Of the twenty-eight public houses recorded in the borough in 1823, seventeen are still trading on the same site, or as re-builds very close by. A significant number of these survivors still bear the same name as they did then (see the following table). Several have recently closed.
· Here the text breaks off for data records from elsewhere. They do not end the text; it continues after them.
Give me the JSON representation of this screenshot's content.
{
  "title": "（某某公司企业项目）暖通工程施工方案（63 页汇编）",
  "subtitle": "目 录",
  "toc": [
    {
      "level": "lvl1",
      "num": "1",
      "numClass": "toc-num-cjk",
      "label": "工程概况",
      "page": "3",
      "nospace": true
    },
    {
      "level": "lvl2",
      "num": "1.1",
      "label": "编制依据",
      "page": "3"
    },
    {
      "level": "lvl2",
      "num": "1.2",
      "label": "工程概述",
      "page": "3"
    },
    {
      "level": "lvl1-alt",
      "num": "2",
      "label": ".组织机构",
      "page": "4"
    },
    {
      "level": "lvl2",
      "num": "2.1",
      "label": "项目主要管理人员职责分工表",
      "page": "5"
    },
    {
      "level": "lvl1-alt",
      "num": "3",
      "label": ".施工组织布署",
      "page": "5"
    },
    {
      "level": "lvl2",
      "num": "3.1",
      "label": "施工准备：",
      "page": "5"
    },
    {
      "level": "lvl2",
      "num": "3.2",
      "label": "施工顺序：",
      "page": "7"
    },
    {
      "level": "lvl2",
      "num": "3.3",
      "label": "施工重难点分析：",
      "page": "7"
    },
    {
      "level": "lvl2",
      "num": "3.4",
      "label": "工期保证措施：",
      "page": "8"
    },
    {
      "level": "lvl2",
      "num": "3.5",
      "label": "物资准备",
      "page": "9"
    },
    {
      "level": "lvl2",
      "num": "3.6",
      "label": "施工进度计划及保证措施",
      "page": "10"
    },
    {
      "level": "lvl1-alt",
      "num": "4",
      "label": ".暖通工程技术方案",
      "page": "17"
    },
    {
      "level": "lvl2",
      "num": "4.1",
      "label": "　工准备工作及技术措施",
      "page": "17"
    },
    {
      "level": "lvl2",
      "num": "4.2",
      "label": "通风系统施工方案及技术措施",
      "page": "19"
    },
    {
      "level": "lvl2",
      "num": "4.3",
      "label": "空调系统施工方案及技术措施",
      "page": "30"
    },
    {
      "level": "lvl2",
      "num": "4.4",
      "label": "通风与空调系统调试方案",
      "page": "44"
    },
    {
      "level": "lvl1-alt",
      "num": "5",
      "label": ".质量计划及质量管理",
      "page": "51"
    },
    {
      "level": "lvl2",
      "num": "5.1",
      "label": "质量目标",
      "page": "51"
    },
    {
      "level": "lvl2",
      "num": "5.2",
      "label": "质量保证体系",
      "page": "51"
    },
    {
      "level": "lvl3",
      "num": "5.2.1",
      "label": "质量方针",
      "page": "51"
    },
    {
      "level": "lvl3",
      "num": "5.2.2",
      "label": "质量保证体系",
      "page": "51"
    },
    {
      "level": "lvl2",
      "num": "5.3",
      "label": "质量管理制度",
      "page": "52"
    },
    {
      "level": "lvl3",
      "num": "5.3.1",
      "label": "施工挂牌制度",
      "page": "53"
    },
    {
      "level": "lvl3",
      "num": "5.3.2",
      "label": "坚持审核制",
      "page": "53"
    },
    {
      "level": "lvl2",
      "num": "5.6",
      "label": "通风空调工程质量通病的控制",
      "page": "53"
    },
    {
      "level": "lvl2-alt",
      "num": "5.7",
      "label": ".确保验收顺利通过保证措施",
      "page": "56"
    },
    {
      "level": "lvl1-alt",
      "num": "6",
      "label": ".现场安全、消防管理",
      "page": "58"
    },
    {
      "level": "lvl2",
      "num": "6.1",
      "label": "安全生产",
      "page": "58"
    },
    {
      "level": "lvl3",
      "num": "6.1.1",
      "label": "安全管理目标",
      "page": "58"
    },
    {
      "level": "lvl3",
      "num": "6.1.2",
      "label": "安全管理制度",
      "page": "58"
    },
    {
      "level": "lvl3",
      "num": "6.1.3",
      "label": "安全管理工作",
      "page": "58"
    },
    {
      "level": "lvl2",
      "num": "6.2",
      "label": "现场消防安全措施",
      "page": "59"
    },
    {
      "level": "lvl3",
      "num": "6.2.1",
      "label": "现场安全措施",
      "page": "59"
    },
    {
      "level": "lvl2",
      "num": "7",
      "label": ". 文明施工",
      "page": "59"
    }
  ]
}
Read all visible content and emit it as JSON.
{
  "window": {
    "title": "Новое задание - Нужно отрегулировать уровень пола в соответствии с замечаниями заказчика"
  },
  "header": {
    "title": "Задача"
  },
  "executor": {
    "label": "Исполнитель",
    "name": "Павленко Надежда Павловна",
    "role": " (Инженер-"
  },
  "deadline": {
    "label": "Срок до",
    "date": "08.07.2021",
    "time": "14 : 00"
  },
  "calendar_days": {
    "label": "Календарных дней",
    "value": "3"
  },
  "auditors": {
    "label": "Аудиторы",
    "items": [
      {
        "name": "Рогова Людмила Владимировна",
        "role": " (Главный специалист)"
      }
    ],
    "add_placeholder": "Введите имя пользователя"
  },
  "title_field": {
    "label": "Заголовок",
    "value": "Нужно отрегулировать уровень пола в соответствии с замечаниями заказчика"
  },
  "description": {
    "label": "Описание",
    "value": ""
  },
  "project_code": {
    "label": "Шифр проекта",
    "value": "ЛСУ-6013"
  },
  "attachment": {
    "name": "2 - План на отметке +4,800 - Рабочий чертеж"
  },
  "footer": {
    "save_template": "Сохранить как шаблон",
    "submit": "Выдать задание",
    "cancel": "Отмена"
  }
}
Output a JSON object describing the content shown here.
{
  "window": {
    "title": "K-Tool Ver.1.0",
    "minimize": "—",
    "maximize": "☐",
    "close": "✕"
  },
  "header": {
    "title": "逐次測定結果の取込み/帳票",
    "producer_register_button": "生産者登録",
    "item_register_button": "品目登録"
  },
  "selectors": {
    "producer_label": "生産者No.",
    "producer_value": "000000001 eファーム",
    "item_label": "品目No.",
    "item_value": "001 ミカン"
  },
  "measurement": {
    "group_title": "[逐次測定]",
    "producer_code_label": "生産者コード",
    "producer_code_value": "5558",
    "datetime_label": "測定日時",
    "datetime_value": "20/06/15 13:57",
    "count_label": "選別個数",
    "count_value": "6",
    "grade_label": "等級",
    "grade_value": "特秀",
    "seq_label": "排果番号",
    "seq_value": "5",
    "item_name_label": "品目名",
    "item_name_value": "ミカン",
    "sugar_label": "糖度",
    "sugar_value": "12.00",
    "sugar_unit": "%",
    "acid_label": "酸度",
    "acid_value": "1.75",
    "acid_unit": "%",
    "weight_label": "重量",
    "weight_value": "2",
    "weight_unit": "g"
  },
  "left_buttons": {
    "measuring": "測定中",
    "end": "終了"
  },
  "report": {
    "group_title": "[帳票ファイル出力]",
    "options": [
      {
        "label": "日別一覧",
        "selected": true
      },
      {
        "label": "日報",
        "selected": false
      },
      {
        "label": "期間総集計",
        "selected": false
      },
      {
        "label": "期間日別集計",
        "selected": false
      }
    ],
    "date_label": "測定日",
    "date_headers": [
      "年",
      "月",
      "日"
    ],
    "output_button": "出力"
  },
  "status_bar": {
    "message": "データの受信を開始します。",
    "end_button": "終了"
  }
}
The fact that more than half of the pubs noted in 1823 still exist almost two hundred years later is a remarkable example of continuity in the heritage of the borough.
Licensed Victuallers in the Borough of Gedling in 1823
Source: Alehouse Recognizances 1823; Nottinghamshire County Archives C/QD/LV/4
|No.||Alehouse||1823 Licensed Victualler||Settlement||Pub Still Trades 2018||Notes|
|1||Black Swan||John Cockayne||Arnold|
|2||Cross Keys||William Dickenson||Arnold||✓|
|3||Horse & Jockey||John Rhodes||Arnold||✓||Now named Eagles Corner|
|4||Joiners Arms||Thomas Rhodes||Arnold|
|5||Old Spot||Peter Bramley||Arnold||✓||Now named Coopers Brook|
|7||Robin Hood & Little John||Elizabeth Rimmer||Arnold||✓|
|8||Seven Stars||John Robinson||Arnold||Closed and demolished in 1969|
|9||Three Crowns||Peter Bramley||Arnold|
|10||White Hart||Sarah Hickling||Arnold||Replaced in 1964, the new pub also now demolished.|
|11||Horse & Groom||Elizabeth Merrill||Linby||✓|
|12||The Hut||Martha Mealey / William Palin||Newstead||✓||Now named The Hutt|
|13||Griffin’s Head||William Bell||Papplewick||✓||Grade II Listed Building|
|14||Swan & Salmon||John Blatherwick||Burton Joyce|
|15||Wheat Sheaf||Samuel Taylor||Burton Joyce||✓||1930’s replacement close by an earlier pub building|
|16||Rodney||Christopher Beckett||Calverton||✓||Now named Admiral Rodney|
|17||White Lion||Joseph Brunt||Calverton||✓||Now named Oscars|
|18||Blacks Head||George Savidge||Carlton||✓|
|19||Royal Oak||Thomas Cave||Carlton||✓||Rebuilt in the 1930s, now named Inn for a Penny|
|20||Volunteer||George Savidge||Carlton||✓||Now named Old Volunteer|
|21||Windsor Castle||Elizabeth Rowe||Carlton|
|22||Chesterfield Arms||Thomas Brierley||Gedling||✓||Now named Gedling Inn|
|24||Free Masons Arms||Mordecai Brownley||Lambley|
|25||Boat||Elizabeth Bosworth / William Cupit||Stoke Bardolph||✓||Now named Ferry Boat Inn|
|26||Cock & Falcon||Thomas Wood||Woodborough|
|27||Four Bells||John Gadsby||Woodborough||✓||1920’s replacement of earlier pub building|
|28||Punch Bowl||William Hogg||Woodborough|
Images: Old Brewery